As we all know, books shape our choices as scholars and teachers in ways too numerous to mention. While I doubt that Showalter knew that Pedagogy had entered its final planning stages when she wrote her Chronicle article, it is perhaps not coincidental that she used the opportunity to discuss twelve books that she says she "had never known existed, books that offer guidance for new teachers, experienced teachers, and those trying to teach teaching at the college level" (Showalter 1999: B5). We intend to use our Reviews section in much the same way. While we will take dialogue as our discursive model, we also hope to shed light on important texts that may not be widely known. In this issue Kirk Branch brings his insight to bear on Richard E. Miller's groundbreaking As If Learning Mattered: Reforming Higher Education, and Susan A. Schiller tells how Parker J. Palmer's Courage to Teach: Exploring the Inner Landscape of a Teacher's Life deeply affected both her teaching and her fundamental assumptions about the purposes of higher education. We invite answering reviews to any of these selections at our journal Web site and in future issues of the journal.
In both venues we hope to address what Bakhtin (1990: 153-55) calls the "answering and completing" quality of dialogic discourse. As Bakhtin famously discussed our need for an "other" to know even our own bodies completely, so we see the "answering" function of these reviews. What we hope to provide is a forum for dialogue, an investigation of possibilities, and a high level of scholarly engagement with an issue of the highest importance: teaching in English studies today. [End Page 193]
We invite our readers to participate in this dialogue as well. You may respond to the reviews in this issue (as well as to the commentary, articles, or From the Classroom pieces) by sending an e-mail or a traditional letter to our editorial office at the address below. If you are interested in writing a review, please contact the review editor (email@example.com). Please also send in books on any aspect of teaching that you would like considered for review: one copy should be sent to Christine Chaney, Department of English, Seattle Pacific University, Seattle, WA 98119, and two copies to the editorial office at the Department of English, Calvin College, Grand Rapids, MI 49546.

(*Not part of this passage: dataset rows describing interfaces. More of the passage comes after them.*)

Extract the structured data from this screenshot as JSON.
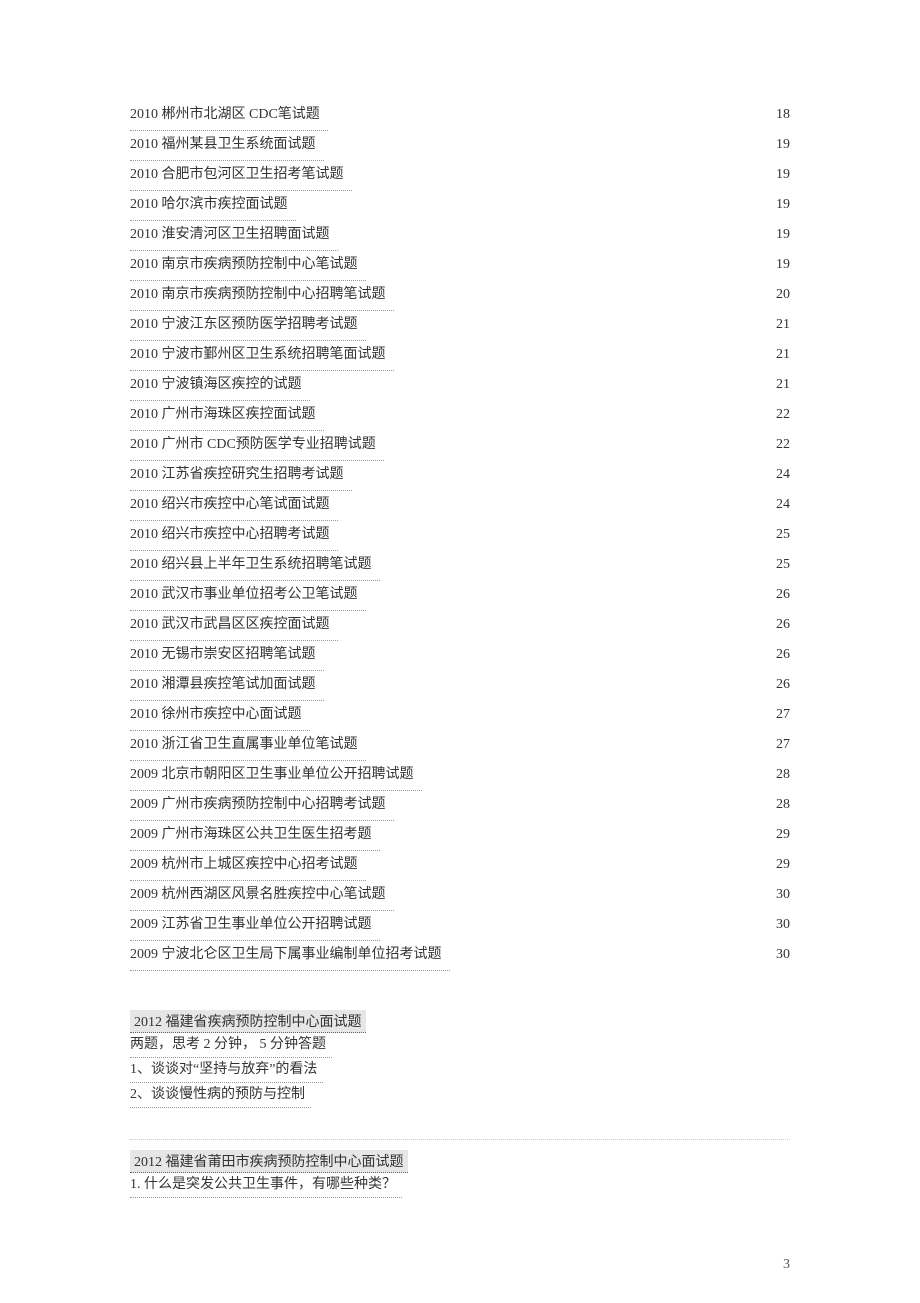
{
  "toc": [
    {
      "title": "2010 郴州市北湖区   CDC笔试题",
      "page": "18"
    },
    {
      "title": "2010 福州某县卫生系统面试题",
      "page": "19"
    },
    {
      "title": "2010 合肥市包河区卫生招考笔试题",
      "page": "19"
    },
    {
      "title": "2010 哈尔滨市疾控面试题",
      "page": "19"
    },
    {
      "title": "2010 淮安清河区卫生招聘面试题",
      "page": "19"
    },
    {
      "title": "2010 南京市疾病预防控制中心笔试题",
      "page": "19"
    },
    {
      "title": "2010 南京市疾病预防控制中心招聘笔试题",
      "page": "20"
    },
    {
      "title": "2010 宁波江东区预防医学招聘考试题",
      "page": "21"
    },
    {
      "title": "2010 宁波市鄞州区卫生系统招聘笔面试题",
      "page": "21"
    },
    {
      "title": "2010 宁波镇海区疾控的试题",
      "page": "21"
    },
    {
      "title": "2010 广州市海珠区疾控面试题",
      "page": "22"
    },
    {
      "title": "2010 广州市  CDC预防医学专业招聘试题",
      "page": "22"
    },
    {
      "title": "2010 江苏省疾控研究生招聘考试题",
      "page": "24"
    },
    {
      "title": "2010 绍兴市疾控中心笔试面试题",
      "page": "24"
    },
    {
      "title": "2010 绍兴市疾控中心招聘考试题",
      "page": "25"
    },
    {
      "title": "2010 绍兴县上半年卫生系统招聘笔试题",
      "page": "25"
    },
    {
      "title": "2010 武汉市事业单位招考公卫笔试题",
      "page": "26"
    },
    {
      "title": "2010 武汉市武昌区区疾控面试题",
      "page": "26"
    },
    {
      "title": "2010 无锡市崇安区招聘笔试题",
      "page": "26"
    },
    {
      "title": "2010 湘潭县疾控笔试加面试题",
      "page": "26"
    },
    {
      "title": "2010 徐州市疾控中心面试题",
      "page": "27"
    },
    {
      "title": "2010 浙江省卫生直属事业单位笔试题",
      "page": "27"
    },
    {
      "title": "2009 北京市朝阳区卫生事业单位公开招聘试题",
      "page": "28"
    },
    {
      "title": "2009 广州市疾病预防控制中心招聘考试题",
      "page": "28"
    },
    {
      "title": "2009 广州市海珠区公共卫生医生招考题",
      "page": "29"
    },
    {
      "title": "2009 杭州市上城区疾控中心招考试题",
      "page": "29"
    },
    {
      "title": "2009 杭州西湖区风景名胜疾控中心笔试题",
      "page": "30"
    },
    {
      "title": "2009 江苏省卫生事业单位公开招聘试题",
      "page": "30"
    },
    {
      "title": "2009 宁波北仑区卫生局下属事业编制单位招考试题",
      "page": "30"
    }
  ],
  "section1": {
    "heading": "2012 福建省疾病预防控制中心面试题",
    "lines": [
      "两题，思考  2 分钟， 5 分钟答题",
      "1、谈谈对“坚持与放弃”的看法",
      "2、谈谈慢性病的预防与控制"
    ]
  },
  "section2": {
    "heading": "2012 福建省莆田市疾病预防控制中心面试题",
    "lines": [
      "1. 什么是突发公共卫生事件，有哪些种类？"
    ]
  },
  "pageNumber": "3"
}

We look forward to your response.
Bakhtin, Mikhail. 1990. Art and Answerability: Early Philosophical Essays by M. M. Bakhtin. Ed. Michael Holquist and Vadim Liapunov. Trans. Vadim Liapunov. Suppl. trans. Kenneth Brostrom. Austin: University of Texas Press.

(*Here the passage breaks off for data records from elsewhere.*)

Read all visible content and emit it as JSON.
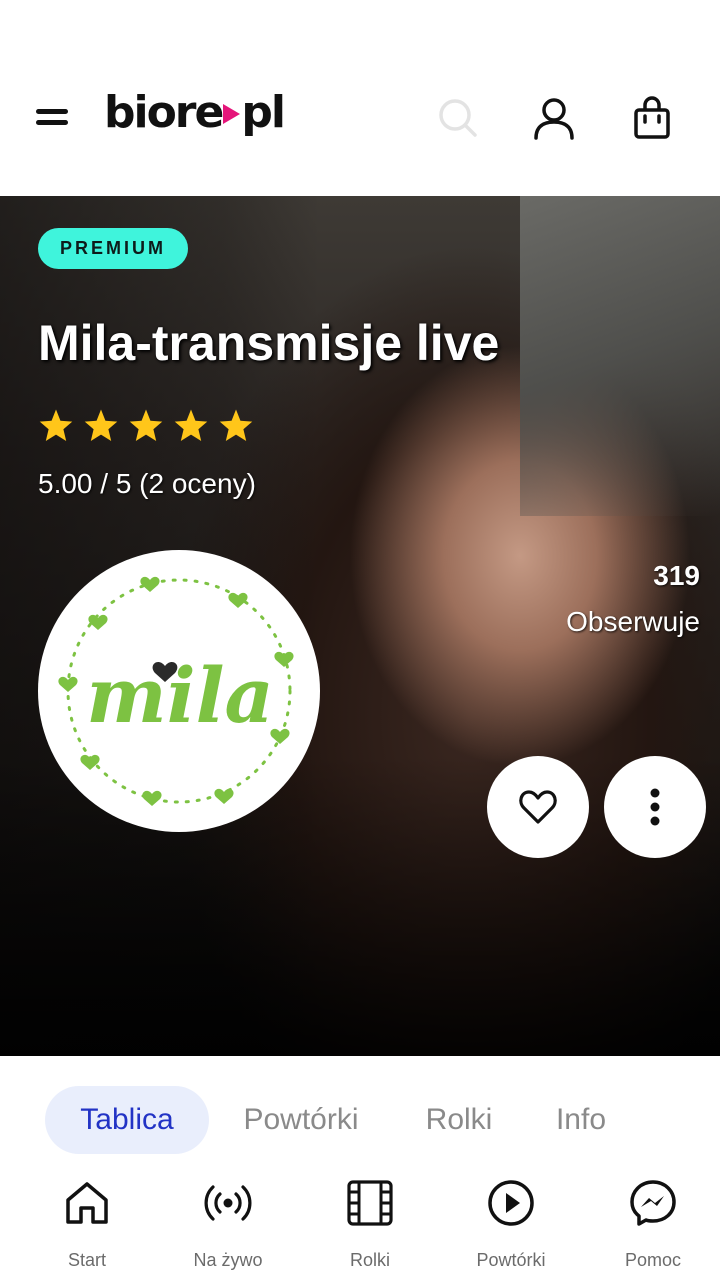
{
  "header": {
    "logo_main": "biore",
    "logo_suffix": "pl",
    "icons": [
      "menu-icon",
      "search-icon",
      "user-icon",
      "shopping-bag-icon"
    ],
    "brand_accent": "#e5157a"
  },
  "hero": {
    "badge": "PREMIUM",
    "badge_color": "#3ff4dc",
    "title": "Mila-transmisje live",
    "stars_filled": 5,
    "stars_total": 5,
    "star_color": "#ffc61a",
    "rating_text": "5.00 / 5 (2 oceny)",
    "avatar_text": "mila",
    "avatar_color": "#7dc242",
    "followers_count": "319",
    "followers_label": "Obserwuje"
  },
  "tabs": [
    {
      "label": "Tablica",
      "active": true
    },
    {
      "label": "Powtórki",
      "active": false
    },
    {
      "label": "Rolki",
      "active": false
    },
    {
      "label": "Info",
      "active": false
    }
  ],
  "tabs_active_color": "#2233c5",
  "nav": [
    {
      "label": "Start",
      "icon": "home-icon"
    },
    {
      "label": "Na żywo",
      "icon": "live-broadcast-icon"
    },
    {
      "label": "Rolki",
      "icon": "film-reel-icon"
    },
    {
      "label": "Powtórki",
      "icon": "play-circle-icon"
    },
    {
      "label": "Pomoc",
      "icon": "messenger-icon"
    }
  ]
}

Showalter, Elaine. 1999. "The Risks of Good Teaching: How One Professor and Nine TAs Plunged into Pedagogy." Chronicle of Higher Education, 9 July, B4-B6.